Thursday, December 29, 2011

Dramatis Personae: Carlos Moreno

I really wanted Carlos Moreno to be in RAW COMBAT but the timing wasn't right. You see, when I was doing interviews with local Northeast fighters, fighters who helped make the scene what it is today, "The Tyrant" was a guest of the state, and incommunicado (to me, at least). But damn, when it comes to raw talent, intensity and ferocity, few have been able to match Moreno in the cage - which makes his friendliness and likeability outside of the cage such a stark contrast.

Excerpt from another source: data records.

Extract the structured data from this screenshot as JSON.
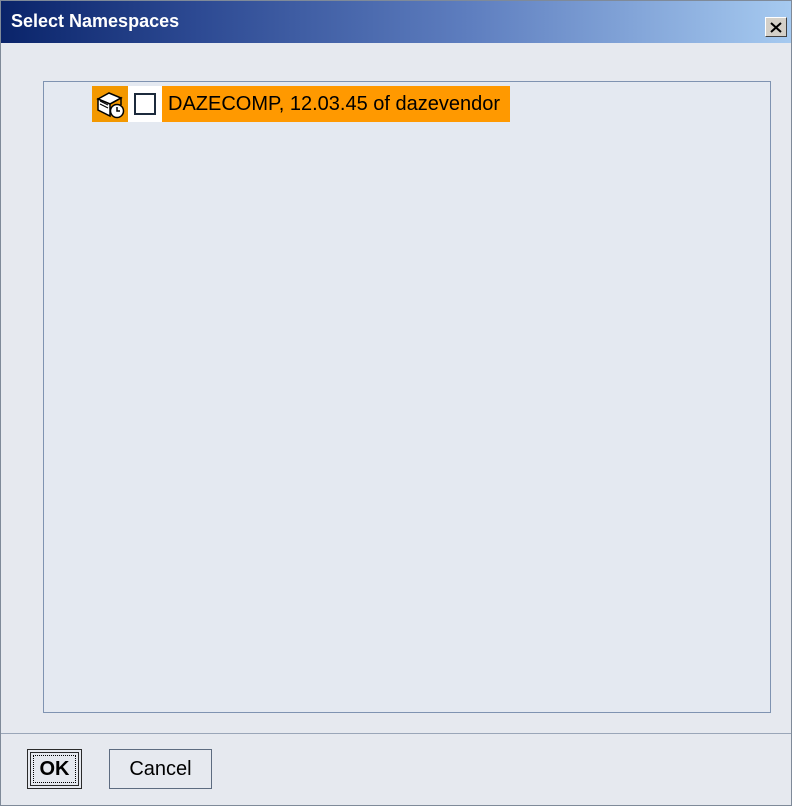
{
  "window": {
    "title": "Select Namespaces",
    "close_label": "X"
  },
  "tree": {
    "items": [
      {
        "label": "DAZECOMP, 12.03.45 of dazevendor",
        "icon": "component-package-icon",
        "checked": false,
        "selected": true
      }
    ]
  },
  "buttons": {
    "ok_label": "OK",
    "cancel_label": "Cancel"
  },
  "colors": {
    "title_bar_start": "#0a246a",
    "title_bar_end": "#a6caf0",
    "selection": "#ff9900",
    "panel_background": "#e4e9f1"
  }
}
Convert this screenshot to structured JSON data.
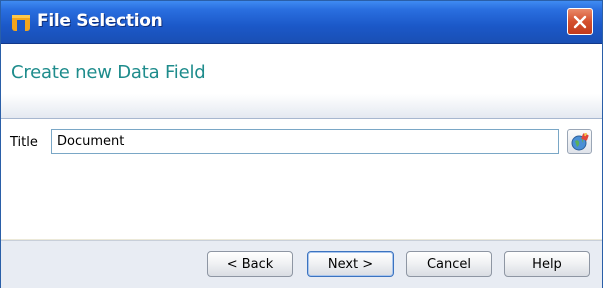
{
  "window": {
    "title": "File Selection"
  },
  "header": {
    "title": "Create new Data Field"
  },
  "form": {
    "title_label": "Title",
    "title_value": "Document"
  },
  "footer": {
    "back_label": "< Back",
    "next_label": "Next >",
    "cancel_label": "Cancel",
    "help_label": "Help"
  },
  "icons": {
    "app": "app-logo-icon",
    "close": "close-icon",
    "picker": "globe-picker-icon"
  },
  "colors": {
    "titlebar": "#1b58c8",
    "header_title": "#1e8c8c",
    "close_button": "#d4502e",
    "input_border": "#7aa7c6"
  }
}
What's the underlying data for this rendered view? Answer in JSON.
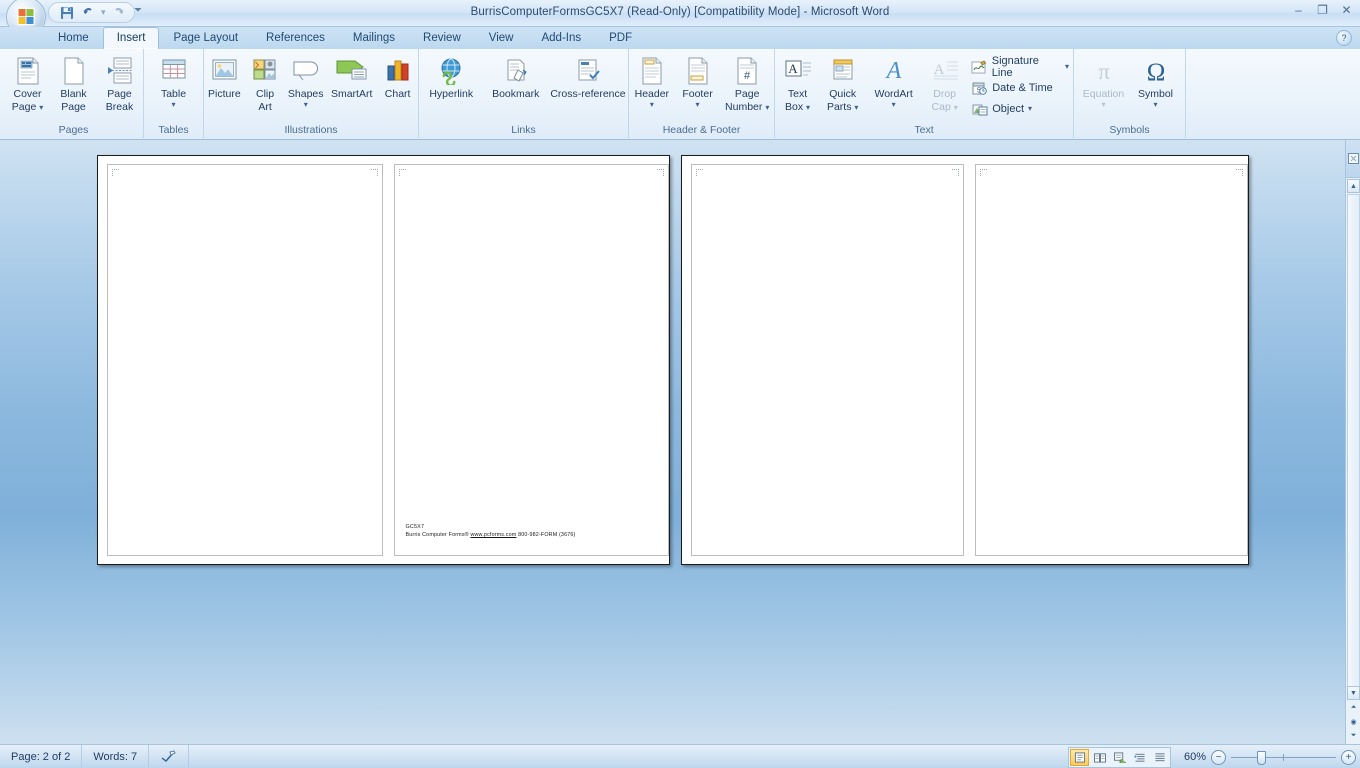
{
  "window": {
    "title": "BurrisComputerFormsGC5X7 (Read-Only) [Compatibility Mode] - Microsoft Word",
    "minimize": "–",
    "maximize": "❐",
    "close": "✕"
  },
  "quick_access": {
    "save_label": "Save",
    "undo_label": "Undo",
    "redo_label": "Redo",
    "customize_label": "Customize Quick Access Toolbar"
  },
  "tabs": [
    {
      "label": "Home",
      "active": false
    },
    {
      "label": "Insert",
      "active": true
    },
    {
      "label": "Page Layout",
      "active": false
    },
    {
      "label": "References",
      "active": false
    },
    {
      "label": "Mailings",
      "active": false
    },
    {
      "label": "Review",
      "active": false
    },
    {
      "label": "View",
      "active": false
    },
    {
      "label": "Add-Ins",
      "active": false
    },
    {
      "label": "PDF",
      "active": false
    }
  ],
  "help": {
    "label": "?"
  },
  "ribbon": {
    "groups": [
      {
        "name": "Pages",
        "label": "Pages",
        "buttons": [
          {
            "label_top": "Cover",
            "label_bottom": "Page",
            "dropdown": true,
            "disabled": false
          },
          {
            "label_top": "Blank",
            "label_bottom": "Page",
            "dropdown": false,
            "disabled": false
          },
          {
            "label_top": "Page",
            "label_bottom": "Break",
            "dropdown": false,
            "disabled": false
          }
        ]
      },
      {
        "name": "Tables",
        "label": "Tables",
        "buttons": [
          {
            "label_top": "Table",
            "label_bottom": "",
            "dropdown": true,
            "disabled": false
          }
        ]
      },
      {
        "name": "Illustrations",
        "label": "Illustrations",
        "buttons": [
          {
            "label_top": "Picture",
            "label_bottom": "",
            "dropdown": false,
            "disabled": false
          },
          {
            "label_top": "Clip",
            "label_bottom": "Art",
            "dropdown": false,
            "disabled": false
          },
          {
            "label_top": "Shapes",
            "label_bottom": "",
            "dropdown": true,
            "disabled": false
          },
          {
            "label_top": "SmartArt",
            "label_bottom": "",
            "dropdown": false,
            "disabled": false
          },
          {
            "label_top": "Chart",
            "label_bottom": "",
            "dropdown": false,
            "disabled": false
          }
        ]
      },
      {
        "name": "Links",
        "label": "Links",
        "buttons": [
          {
            "label_top": "Hyperlink",
            "label_bottom": "",
            "dropdown": false,
            "disabled": false
          },
          {
            "label_top": "Bookmark",
            "label_bottom": "",
            "dropdown": false,
            "disabled": false
          },
          {
            "label_top": "Cross-reference",
            "label_bottom": "",
            "dropdown": false,
            "disabled": false
          }
        ]
      },
      {
        "name": "Header & Footer",
        "label": "Header & Footer",
        "buttons": [
          {
            "label_top": "Header",
            "label_bottom": "",
            "dropdown": true,
            "disabled": false
          },
          {
            "label_top": "Footer",
            "label_bottom": "",
            "dropdown": true,
            "disabled": false
          },
          {
            "label_top": "Page",
            "label_bottom": "Number",
            "dropdown": true,
            "disabled": false
          }
        ]
      },
      {
        "name": "Text",
        "label": "Text",
        "buttons": [
          {
            "label_top": "Text",
            "label_bottom": "Box",
            "dropdown": true,
            "disabled": false
          },
          {
            "label_top": "Quick",
            "label_bottom": "Parts",
            "dropdown": true,
            "disabled": false
          },
          {
            "label_top": "WordArt",
            "label_bottom": "",
            "dropdown": true,
            "disabled": false
          },
          {
            "label_top": "Drop",
            "label_bottom": "Cap",
            "dropdown": true,
            "disabled": true
          }
        ],
        "small_buttons": [
          {
            "label": "Signature Line",
            "dropdown": true
          },
          {
            "label": "Date & Time",
            "dropdown": false
          },
          {
            "label": "Object",
            "dropdown": true
          }
        ]
      },
      {
        "name": "Symbols",
        "label": "Symbols",
        "buttons": [
          {
            "label_top": "Equation",
            "label_bottom": "",
            "dropdown": true,
            "disabled": true
          },
          {
            "label_top": "Symbol",
            "label_bottom": "",
            "dropdown": true,
            "disabled": false
          }
        ]
      }
    ]
  },
  "document": {
    "footer_code": "GC5X7",
    "footer_brand": "Burris Computer Forms®",
    "footer_link": "www.pcforms.com",
    "footer_phone": "800-982-FORM (3676)"
  },
  "status": {
    "page": "Page: 2 of 2",
    "words": "Words: 7",
    "proofing_label": "Proofing errors",
    "zoom_value": "60%",
    "zoom_out": "−",
    "zoom_in": "+",
    "views": [
      {
        "name": "print-layout",
        "selected": true
      },
      {
        "name": "full-screen-reading",
        "selected": false
      },
      {
        "name": "web-layout",
        "selected": false
      },
      {
        "name": "outline",
        "selected": false
      },
      {
        "name": "draft",
        "selected": false
      }
    ]
  },
  "colors": {
    "accent": "#1f3a5f",
    "ribbon_bg": "#eaf3fb",
    "titlebar": "#d4e6f7",
    "doc_bg": "#7fb0d9",
    "selected_view": "#fdca5a"
  }
}
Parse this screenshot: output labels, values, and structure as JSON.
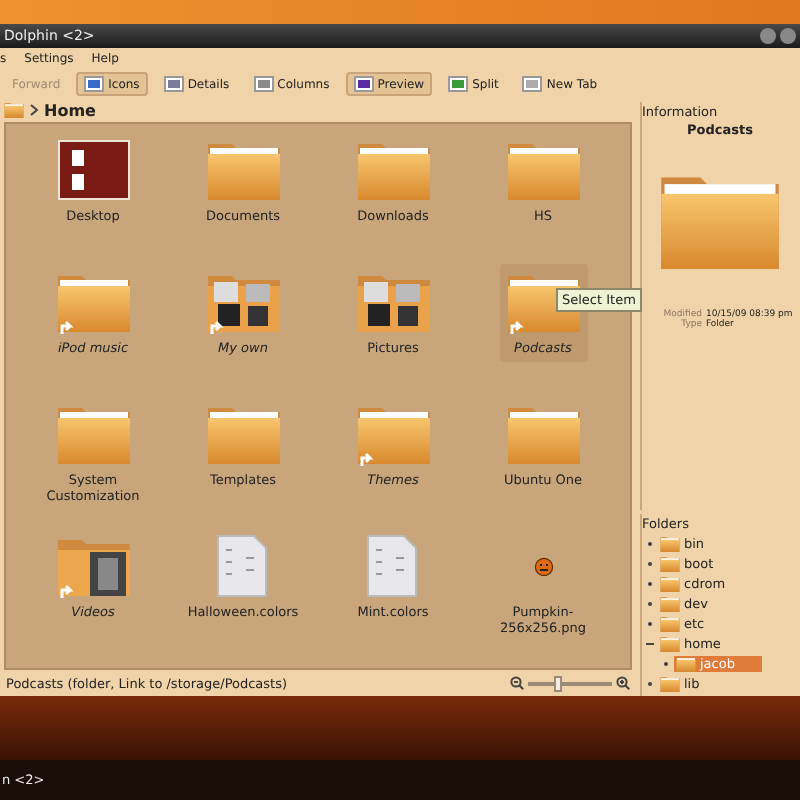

If you take Moreno and his record at face value, you'll only get half the story. A glance at his stats and one can see he was a product of "Big" Dan Miragliotta's BAMA Fight Nights, and all of his wins have come from hitting his opponents so hard they either went to sleep or wished they were asleep, and that he was a Ring of Combat and Battle Cage Xtreme heavyweight champ. However, the tale not told by mere stats is a tale only told by the details, details seen when you're a fixture at shows. There was the time he duked it out with UFC vet Kevin Jordan, and when he got dropped by a knee, his mom was frantic as she rushed the cage. There was also the time teammate Tom Gallicchio showed up for a fight with the words "Free Carlos" written on his back, an open plea to the world about Moreno's legal plight. And there was the time when Moreno took a fight on an EliteXC undercard against Carlton Haselrig, which, due to the short notice (really, only a few days), meant the Latino version of "Tank Abbott" had enough gas for one round of fending off Haselrig's wrestling before he was forced to call it quits.

But those losses, and time spent away from the scene, don't mean much in the grand scheme of things, especially when you're a heavyweight with the ability to break someone's orbital bone with a jab, or when you can overwhelm nearly everyone with sledgehammer fists, and provide a fight card with one heck of an exclaimation point.

Moreno is out now and keen on getting back into the cage, and that's pretty freakin' cool to hear. He was, without question, the Northeast scene's first true heavyweight knockout artist. And it doesn't matter whether there's still TNT left in his fists or not, because ultimately, the scene is far more interesting with him around.